Thomas Jefferson Papers

Benjamin J. Barbour’s Account of a Visit to the University of Virginia and Monticello, 8 June 1820

Benjamin J. Barbour’s Account of a Visit to the University of Virginia and Monticello

Barboursville June 8th 1820

Dear Tom

Your last letter I received just as I was leaving Winr and owing to my being busy there, and since my arrival, I have failed to answer it. I visited Charlolle for the purpose of seeing the University, and had expected to have the pleasure of seeing you, but as you will testify, was dissappointed, the buildings however I saw, and felt much pleased with; as to the design there is something truly beautiful, and somewhat grand; the effect produced on every friend to literature and his state must of course be pleasing;—the elegant edefices crowning our hills and associating with them the idea of their being as a mighty fountain from which thousands will drink knowledge, is sufficient to excite the deepest interest.

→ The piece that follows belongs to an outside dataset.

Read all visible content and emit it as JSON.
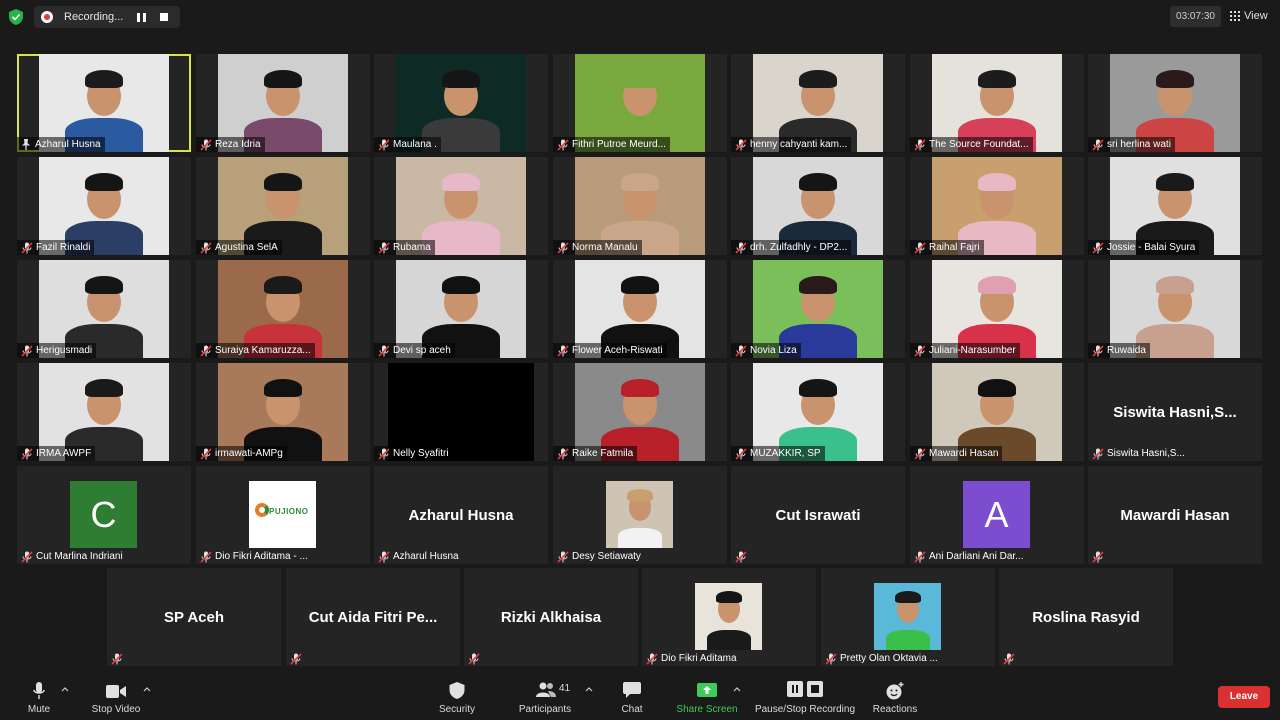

I then paid my first visit to the sage of the mountain but he was from home, and I enjoyed but a poor view of the curiosities of his house, so much so that I shall go again. The old fellow has something of design in fixing his seat on that mountain, for illustrious as he is now, and dying covered with fame as having been the chief architect in this beautiful temple of liberty, his tomb will in after ages be as eagerly sought after by the classic and patriotic as was ever the holy sepulchre of Jerusalem by the deluded pilgrim, riding up the other day, and suffering my imagination1 to fly beyond the swiftness of time, glancing my eye over a neglected tomb stone, persuading myself that I was viewing the grave of Jefferson, some centuries hence, I felt myself inspired with a holy reverence.

MS (ViHi: Barbour Family Papers); consisting of a letter in Barbour’s hand addressed to an unidentified correspondent; apparently unfinished, given lack of signature and abrupt end in the middle of a page.

Benjamin Johnson Barbour (1802–20), the son of TJ’s correspondent and United States senator James Barbour, died at the family’s Barboursville estate less than a month after dating the above letter. His obituary describes him as possessing a “sincere, liberal and honorable heart” and a “fine native capacity, cultivated and expanding under an assiduous application to literary and scientific pursuits.” A brother of the same name, born just under a year after Barbour’s death, was rector of the University of Virginia, 1866–72 (Barbour to Lucy M. Barbour, Winchester, 27 June 1819, 29 Feb. 1820 [ViHi: Barbour Family Papers]; Richmond Enquirer, 11 July 1820; “Elegy on the Death of Benjamin Johnson Barbour” by “Condolius,” Washington Daily National Intelligencer, 9 Aug. 1820; gravestone inscription in family cemetery at Barboursville; DVB description begins John T. Kneebone, Sara B. Bearss, and others, eds., Dictionary of Virginia Biography, 1998– , 3 vols. description ends , 1:328–31).

winr: Winchester. The Church of the holy sepulchre in Jerusalem is believed by many Christians to be located on the site of Jesus’s crucifixion and resurrection.

1Manuscript: “imgination.”

Index Entries

  • Barbour, Benjamin Johnson; Account of a Visit to the University of Virginia and Monticello search
  • Barbour, Benjamin Johnson; identified search
  • Jerusalem; Church of the Holy Sepulchre search
  • Monticello (TJ’s Albemarle Co. estate); Visitors to; Barbour, Benjamin J. search
  • Virginia, University of; Construction and Grounds; visitors to search